Tirumalai, 140. 

Tirumal Naik, king, 130, 138, 139. 

Tirupati, 140. 

Tiruvarur, 154. 

Tissandicr, 158, 159. 

Tivanka Vihare, 144. 

Toluvila, 145, 148. 

Topaveva, 149. 

Torana, beam of gateway, 22, 24, 33, 136. 

Toyoq, 164. 

Tree-spirits, 8. 

Trichinopoly, 129, 133, 134, 138, 226. 

Trimurti, 90. 

Tsiamdo, 169. 

Tughlak dynasty, 174, 175, 176, 178, 188. 

Tughlak, shah, 197. 

Tungabhadra river, 131. 

Turan, 208. 

Udaipur, 198, 199. 
Udaiyarpalaiyam, 138. 
Udayagiri, 13, 38, 79. 
Ukhtomskij, prince E, 167, 169. 
Utna, 12. 

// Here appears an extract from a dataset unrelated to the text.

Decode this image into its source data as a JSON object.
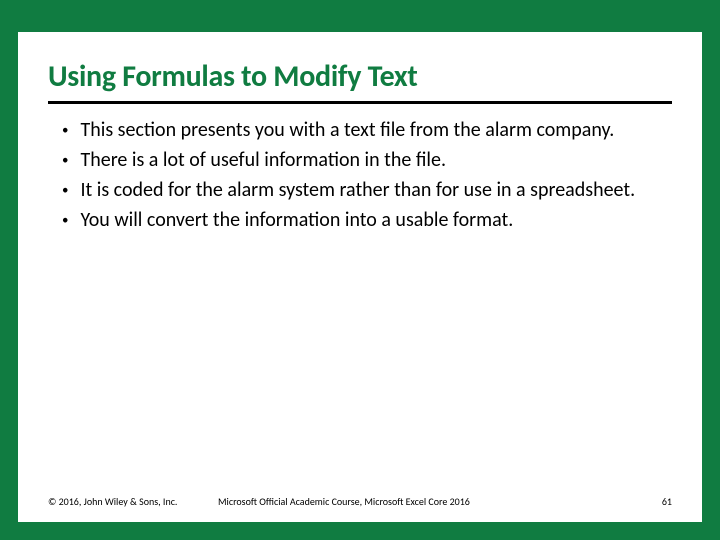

Upanishads, 7, 8, 9, 11, 12, 65. 
Uruvilva, 24, 37. 
Ushnisha, 42. 
Ustad Isa, 183, 185. 


Vaikuntha-Perumaly 129. 
Vaisali, 25. 

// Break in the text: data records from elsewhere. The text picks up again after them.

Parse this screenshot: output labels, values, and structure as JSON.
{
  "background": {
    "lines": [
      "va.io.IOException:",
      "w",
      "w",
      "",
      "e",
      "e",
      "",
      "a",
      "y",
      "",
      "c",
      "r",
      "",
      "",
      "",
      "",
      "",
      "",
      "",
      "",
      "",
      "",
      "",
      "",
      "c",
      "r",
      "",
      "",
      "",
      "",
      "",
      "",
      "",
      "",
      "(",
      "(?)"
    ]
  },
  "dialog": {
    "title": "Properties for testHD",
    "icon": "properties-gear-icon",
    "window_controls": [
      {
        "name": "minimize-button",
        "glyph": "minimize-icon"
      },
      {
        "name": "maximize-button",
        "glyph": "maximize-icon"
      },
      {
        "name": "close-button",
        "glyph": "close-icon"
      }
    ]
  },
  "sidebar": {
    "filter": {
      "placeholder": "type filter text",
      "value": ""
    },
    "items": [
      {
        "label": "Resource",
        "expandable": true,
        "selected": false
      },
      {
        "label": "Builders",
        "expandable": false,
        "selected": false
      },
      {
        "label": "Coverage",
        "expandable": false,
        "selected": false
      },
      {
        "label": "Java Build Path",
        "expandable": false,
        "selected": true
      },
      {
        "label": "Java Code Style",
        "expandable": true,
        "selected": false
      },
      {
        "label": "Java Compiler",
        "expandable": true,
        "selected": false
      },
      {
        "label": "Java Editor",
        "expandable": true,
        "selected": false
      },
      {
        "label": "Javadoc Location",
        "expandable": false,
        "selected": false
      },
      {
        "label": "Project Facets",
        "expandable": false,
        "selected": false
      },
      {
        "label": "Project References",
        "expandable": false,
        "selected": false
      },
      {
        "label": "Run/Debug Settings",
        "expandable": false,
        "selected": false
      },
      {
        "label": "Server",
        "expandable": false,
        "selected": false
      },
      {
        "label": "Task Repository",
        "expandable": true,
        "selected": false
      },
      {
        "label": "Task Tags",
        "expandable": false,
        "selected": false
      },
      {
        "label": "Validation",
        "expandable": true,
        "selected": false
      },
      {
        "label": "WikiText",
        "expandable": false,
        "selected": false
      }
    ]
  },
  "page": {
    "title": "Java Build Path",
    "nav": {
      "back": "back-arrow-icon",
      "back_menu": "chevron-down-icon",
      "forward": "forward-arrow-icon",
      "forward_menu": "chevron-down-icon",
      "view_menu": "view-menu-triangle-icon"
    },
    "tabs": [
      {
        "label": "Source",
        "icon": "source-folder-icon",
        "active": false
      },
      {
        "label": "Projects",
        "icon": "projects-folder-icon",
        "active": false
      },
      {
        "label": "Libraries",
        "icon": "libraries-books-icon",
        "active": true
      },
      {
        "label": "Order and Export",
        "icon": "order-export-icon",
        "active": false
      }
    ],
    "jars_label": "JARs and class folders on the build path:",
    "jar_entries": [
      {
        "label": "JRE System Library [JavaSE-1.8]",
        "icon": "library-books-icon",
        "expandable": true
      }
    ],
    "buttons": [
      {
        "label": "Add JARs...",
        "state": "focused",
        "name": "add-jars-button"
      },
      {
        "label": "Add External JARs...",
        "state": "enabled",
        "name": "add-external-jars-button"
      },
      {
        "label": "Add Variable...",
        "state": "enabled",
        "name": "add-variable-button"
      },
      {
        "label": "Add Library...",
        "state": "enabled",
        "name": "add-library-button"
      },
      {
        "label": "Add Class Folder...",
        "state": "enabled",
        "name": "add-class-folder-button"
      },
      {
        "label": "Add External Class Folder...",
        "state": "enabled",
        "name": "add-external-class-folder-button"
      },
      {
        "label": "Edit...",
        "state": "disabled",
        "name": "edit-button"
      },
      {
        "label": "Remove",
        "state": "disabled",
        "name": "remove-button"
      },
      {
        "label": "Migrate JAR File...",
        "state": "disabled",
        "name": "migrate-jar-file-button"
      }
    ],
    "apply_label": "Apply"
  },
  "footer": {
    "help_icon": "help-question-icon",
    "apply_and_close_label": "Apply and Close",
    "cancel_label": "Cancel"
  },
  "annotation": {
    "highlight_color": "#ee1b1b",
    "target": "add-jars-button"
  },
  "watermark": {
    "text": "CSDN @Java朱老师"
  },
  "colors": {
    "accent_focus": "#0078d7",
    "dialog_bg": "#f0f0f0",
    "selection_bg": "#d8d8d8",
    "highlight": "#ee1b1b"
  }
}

Vaishnavism, 11, 12,87. 
Vaisravana, 59. 
Vajrapani, 123. 
Vakataka dynasty, 90, 95. 
Vardhamana, 10. 
Vasanta Vilasa MS., 204. 
Vasantgarh, 128. 
Vasishka, king, 39. 
Vasudeva, 12. 
Vasudeva I, king, 39, 66. 
Vedanta, 9, 65. 
Vedasy 7, 8, 9, 12, 68. 
Vedisa, 16. 

Venkata-ramanasvami, 137. 
Veroneo, Geronimo, 183, 184. 
Vihara, 25, 79, 87, 94, 143, 148, 150. 
Vijayanagar, 135, 137, 140. 
Vijayarama, 143. 
Vikramaditya, king, 77, 82, 83. 
Virinchipuram, temple, 137. 
Virulhaka, 8. 
Virupakkha, 8. 


Vishnu, 12, 13, 80, 83, 88, 118, 124, 125, 128, 130, 

131, 136, 139, 143, 148, 153, 158. 
Visvakarma cave, 90. 
Visvanatha Sahitya Darpana, 14. 
Vitthalaswami, temple, 136. 
Vogel, Dr., 41,45, 57, 73, 201. 

Waqiat-i-Babari MS., 218, 220. 
*Wata-da-ge* shrines, 145. 
Watt, Sir George, 75, 105. 
Wei-chi I-song, 67, 164. 

Yaksha, 8, 25, 29, 31, 37, 41, 42, 45, 57, 59, 73. 229. 

Yakshini(Yak$hi), 8, 31, 32, 71, 73, 79. 

Yah, 137, 138, 139. 

Yama, 8, 88. 

Yamuna, 8, 79. 

Yarkand, 162. 

Yar-Khoto, 163, 164. 

Yasodharman, 84. 

Yoga (Yogi), 12, 42, 48, 57, 58, 65, 80, 120, 160. 

Zakariya Khan, mosque, 202. 
Zaman, Muhammad, 217.